Check each line below for the word "状态良好", and copy those that have it.

Provided information:

+++++

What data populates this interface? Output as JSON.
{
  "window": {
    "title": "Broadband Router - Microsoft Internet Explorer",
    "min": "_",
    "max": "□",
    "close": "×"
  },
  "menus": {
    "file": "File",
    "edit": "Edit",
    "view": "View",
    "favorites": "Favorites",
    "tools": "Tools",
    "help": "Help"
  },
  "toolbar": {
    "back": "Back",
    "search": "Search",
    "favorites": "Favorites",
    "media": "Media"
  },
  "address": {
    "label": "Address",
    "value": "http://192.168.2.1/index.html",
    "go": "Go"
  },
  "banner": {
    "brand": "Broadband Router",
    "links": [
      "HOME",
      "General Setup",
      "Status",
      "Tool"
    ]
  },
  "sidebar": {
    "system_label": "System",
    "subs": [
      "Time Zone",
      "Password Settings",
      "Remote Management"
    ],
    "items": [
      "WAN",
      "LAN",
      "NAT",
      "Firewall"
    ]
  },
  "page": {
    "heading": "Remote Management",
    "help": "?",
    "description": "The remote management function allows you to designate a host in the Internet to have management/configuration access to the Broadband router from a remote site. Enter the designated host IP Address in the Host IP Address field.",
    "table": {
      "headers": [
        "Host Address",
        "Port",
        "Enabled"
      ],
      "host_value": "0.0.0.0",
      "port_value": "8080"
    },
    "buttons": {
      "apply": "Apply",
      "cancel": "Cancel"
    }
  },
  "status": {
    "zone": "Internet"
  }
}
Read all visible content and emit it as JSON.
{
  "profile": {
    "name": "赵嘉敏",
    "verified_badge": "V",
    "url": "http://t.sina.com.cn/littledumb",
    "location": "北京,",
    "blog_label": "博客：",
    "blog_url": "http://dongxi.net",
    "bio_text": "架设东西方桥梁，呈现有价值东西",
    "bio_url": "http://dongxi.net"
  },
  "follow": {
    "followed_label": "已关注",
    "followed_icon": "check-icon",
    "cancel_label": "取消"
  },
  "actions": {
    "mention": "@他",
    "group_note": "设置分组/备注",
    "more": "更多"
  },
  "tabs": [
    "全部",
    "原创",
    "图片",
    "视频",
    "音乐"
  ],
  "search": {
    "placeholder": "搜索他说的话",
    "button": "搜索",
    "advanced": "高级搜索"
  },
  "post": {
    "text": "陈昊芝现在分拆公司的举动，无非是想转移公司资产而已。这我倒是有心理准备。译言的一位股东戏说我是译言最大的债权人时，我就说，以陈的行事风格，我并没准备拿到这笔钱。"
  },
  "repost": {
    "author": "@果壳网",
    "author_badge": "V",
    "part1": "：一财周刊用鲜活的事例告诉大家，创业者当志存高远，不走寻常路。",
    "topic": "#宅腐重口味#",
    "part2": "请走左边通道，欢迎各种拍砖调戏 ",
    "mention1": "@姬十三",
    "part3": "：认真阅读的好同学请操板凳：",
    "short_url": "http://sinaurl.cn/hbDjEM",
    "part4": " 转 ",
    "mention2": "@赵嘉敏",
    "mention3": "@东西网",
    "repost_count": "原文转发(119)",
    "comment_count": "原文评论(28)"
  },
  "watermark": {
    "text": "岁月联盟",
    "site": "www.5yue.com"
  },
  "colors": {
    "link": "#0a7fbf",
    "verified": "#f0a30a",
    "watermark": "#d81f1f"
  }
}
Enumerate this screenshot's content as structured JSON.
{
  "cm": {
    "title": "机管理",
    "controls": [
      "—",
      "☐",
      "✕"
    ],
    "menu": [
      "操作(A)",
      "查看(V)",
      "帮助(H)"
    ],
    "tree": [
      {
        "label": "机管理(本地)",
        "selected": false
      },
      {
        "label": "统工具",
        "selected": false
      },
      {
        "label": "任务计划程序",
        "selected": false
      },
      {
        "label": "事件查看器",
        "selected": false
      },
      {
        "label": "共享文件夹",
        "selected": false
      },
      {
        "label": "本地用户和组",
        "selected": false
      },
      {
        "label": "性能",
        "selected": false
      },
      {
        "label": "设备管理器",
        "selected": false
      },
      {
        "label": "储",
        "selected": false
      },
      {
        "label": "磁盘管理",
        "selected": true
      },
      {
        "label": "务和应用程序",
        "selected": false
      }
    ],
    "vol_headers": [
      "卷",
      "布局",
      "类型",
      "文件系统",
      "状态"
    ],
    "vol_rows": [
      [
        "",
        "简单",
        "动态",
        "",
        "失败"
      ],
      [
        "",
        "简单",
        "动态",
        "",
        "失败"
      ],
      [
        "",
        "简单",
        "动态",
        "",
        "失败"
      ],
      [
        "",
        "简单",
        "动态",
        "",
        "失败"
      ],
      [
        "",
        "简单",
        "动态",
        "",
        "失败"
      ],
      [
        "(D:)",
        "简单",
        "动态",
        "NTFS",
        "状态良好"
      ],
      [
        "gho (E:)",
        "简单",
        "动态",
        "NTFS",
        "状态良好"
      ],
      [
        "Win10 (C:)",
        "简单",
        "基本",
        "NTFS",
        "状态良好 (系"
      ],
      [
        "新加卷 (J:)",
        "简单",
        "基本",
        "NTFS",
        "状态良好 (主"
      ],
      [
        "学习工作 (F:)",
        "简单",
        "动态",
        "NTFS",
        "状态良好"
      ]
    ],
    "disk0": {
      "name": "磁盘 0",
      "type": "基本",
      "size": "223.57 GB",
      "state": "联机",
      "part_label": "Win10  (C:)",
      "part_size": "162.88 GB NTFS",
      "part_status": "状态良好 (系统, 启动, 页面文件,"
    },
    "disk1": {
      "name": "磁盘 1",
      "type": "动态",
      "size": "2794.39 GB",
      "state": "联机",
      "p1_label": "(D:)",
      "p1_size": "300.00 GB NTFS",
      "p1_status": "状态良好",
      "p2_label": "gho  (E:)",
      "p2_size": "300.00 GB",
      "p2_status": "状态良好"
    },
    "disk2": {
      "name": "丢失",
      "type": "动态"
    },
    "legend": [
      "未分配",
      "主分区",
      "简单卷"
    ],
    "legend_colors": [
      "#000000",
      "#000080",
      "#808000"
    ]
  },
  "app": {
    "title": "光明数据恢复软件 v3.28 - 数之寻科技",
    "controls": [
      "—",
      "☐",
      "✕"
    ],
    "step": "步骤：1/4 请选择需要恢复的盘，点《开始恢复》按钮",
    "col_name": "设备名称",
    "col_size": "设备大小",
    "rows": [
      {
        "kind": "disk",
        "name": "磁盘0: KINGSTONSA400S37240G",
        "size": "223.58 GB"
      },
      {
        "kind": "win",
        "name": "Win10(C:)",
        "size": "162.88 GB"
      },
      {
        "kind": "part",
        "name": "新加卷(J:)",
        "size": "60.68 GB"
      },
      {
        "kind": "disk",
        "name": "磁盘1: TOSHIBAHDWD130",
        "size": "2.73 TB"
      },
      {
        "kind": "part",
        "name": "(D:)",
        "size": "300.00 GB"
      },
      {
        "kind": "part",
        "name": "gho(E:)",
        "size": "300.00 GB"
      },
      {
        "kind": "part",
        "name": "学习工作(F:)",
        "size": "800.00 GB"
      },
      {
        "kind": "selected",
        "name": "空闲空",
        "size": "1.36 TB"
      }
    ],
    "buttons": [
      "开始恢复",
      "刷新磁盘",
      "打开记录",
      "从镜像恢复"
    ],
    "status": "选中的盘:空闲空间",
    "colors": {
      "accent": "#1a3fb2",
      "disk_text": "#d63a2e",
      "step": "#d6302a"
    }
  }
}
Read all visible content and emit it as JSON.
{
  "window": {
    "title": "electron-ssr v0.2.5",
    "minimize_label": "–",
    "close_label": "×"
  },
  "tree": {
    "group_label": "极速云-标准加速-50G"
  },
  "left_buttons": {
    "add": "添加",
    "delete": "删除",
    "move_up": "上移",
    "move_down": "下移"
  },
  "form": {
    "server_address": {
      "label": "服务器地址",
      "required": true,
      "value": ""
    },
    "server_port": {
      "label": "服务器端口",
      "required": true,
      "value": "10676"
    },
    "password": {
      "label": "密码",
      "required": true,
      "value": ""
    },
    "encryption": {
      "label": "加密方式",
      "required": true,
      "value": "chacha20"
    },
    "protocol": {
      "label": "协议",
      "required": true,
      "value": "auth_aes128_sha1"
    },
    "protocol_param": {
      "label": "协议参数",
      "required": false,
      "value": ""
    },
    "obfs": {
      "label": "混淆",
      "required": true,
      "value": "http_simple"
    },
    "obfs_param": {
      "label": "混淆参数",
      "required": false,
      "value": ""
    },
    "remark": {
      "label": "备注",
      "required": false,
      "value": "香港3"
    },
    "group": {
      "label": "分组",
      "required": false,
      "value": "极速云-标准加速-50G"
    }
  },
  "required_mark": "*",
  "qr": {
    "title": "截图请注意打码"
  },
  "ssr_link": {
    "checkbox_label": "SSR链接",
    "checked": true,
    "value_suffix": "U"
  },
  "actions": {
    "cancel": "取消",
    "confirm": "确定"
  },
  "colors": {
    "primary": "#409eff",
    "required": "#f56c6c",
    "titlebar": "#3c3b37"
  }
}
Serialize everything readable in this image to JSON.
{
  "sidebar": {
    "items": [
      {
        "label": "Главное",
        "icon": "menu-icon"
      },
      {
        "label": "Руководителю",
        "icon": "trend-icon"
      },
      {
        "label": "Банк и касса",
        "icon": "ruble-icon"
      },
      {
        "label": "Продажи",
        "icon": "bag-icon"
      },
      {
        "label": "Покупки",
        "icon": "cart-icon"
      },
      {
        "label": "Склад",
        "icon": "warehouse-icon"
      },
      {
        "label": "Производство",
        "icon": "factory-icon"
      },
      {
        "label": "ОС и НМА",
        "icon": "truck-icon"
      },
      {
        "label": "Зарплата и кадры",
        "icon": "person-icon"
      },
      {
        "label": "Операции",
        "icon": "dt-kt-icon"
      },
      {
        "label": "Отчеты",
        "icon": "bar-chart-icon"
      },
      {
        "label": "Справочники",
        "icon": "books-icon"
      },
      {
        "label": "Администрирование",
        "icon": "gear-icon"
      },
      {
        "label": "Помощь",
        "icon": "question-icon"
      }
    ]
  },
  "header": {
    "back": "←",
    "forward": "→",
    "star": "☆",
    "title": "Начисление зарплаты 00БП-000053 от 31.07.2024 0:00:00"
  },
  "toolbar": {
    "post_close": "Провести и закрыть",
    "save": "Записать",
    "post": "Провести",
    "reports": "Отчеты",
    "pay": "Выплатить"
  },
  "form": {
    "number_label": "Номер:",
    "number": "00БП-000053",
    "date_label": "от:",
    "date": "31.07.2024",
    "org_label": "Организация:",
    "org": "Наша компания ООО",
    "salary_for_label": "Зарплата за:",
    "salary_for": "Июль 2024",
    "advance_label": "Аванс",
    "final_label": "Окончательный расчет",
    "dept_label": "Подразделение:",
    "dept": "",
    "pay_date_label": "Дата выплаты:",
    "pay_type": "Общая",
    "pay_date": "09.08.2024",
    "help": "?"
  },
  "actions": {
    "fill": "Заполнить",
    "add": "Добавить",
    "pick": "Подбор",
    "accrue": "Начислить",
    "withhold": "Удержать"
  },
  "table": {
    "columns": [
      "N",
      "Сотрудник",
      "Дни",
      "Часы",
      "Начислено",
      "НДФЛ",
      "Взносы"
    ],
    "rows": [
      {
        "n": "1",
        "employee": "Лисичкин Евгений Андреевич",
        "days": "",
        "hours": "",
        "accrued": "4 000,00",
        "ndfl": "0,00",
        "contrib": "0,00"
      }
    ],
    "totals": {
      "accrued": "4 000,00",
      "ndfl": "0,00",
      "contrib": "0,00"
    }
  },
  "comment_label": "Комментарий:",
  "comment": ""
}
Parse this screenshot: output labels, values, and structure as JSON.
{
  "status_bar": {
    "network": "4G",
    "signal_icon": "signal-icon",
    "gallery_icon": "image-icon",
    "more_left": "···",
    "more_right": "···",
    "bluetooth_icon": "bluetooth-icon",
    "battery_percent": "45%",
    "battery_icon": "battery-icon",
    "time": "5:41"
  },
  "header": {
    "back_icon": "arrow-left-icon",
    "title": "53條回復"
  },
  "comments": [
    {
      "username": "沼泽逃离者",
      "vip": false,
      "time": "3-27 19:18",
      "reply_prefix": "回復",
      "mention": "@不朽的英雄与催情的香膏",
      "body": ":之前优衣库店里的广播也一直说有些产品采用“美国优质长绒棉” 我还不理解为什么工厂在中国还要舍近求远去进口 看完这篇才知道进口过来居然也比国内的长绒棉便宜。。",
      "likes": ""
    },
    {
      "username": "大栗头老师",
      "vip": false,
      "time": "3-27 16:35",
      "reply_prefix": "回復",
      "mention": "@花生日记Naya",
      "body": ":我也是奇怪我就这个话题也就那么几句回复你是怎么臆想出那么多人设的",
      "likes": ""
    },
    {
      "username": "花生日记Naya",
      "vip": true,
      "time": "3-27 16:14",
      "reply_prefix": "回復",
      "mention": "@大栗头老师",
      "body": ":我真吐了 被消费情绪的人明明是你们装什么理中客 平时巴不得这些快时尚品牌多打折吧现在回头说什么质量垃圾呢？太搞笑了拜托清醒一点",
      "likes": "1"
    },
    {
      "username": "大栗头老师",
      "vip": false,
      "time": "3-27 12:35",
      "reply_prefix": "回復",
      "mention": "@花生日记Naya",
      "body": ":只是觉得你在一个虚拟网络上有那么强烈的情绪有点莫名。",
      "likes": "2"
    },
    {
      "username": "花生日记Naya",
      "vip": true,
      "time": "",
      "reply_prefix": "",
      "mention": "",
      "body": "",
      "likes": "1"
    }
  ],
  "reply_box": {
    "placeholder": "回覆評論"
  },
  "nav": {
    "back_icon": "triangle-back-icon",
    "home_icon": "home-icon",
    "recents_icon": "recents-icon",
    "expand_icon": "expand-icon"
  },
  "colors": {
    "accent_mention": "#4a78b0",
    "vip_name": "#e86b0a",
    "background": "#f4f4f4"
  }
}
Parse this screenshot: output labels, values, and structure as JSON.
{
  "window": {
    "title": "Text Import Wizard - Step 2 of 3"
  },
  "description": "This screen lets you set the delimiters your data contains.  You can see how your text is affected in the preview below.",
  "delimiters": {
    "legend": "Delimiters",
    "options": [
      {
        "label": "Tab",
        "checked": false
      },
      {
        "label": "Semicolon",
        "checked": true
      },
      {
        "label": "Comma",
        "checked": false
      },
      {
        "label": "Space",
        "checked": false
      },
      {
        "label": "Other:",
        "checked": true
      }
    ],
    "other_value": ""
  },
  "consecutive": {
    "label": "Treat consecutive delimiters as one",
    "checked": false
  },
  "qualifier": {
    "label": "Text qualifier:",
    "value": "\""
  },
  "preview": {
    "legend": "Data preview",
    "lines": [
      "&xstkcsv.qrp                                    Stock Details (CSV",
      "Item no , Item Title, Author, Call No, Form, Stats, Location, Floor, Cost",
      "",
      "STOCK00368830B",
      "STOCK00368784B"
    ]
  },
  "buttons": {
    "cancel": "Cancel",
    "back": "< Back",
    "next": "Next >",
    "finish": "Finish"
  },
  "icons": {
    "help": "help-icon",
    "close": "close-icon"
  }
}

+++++

Exercise solution:
        "状态良好"
        "状态良好"
        "状态良好 (系"
        "状态良好 (主"
        "状态良好"
      "part_status": "状态良好 (系统, 启动, 页面文件,"
      "p1_status": "状态良好",
      "p2_status": "状态良好"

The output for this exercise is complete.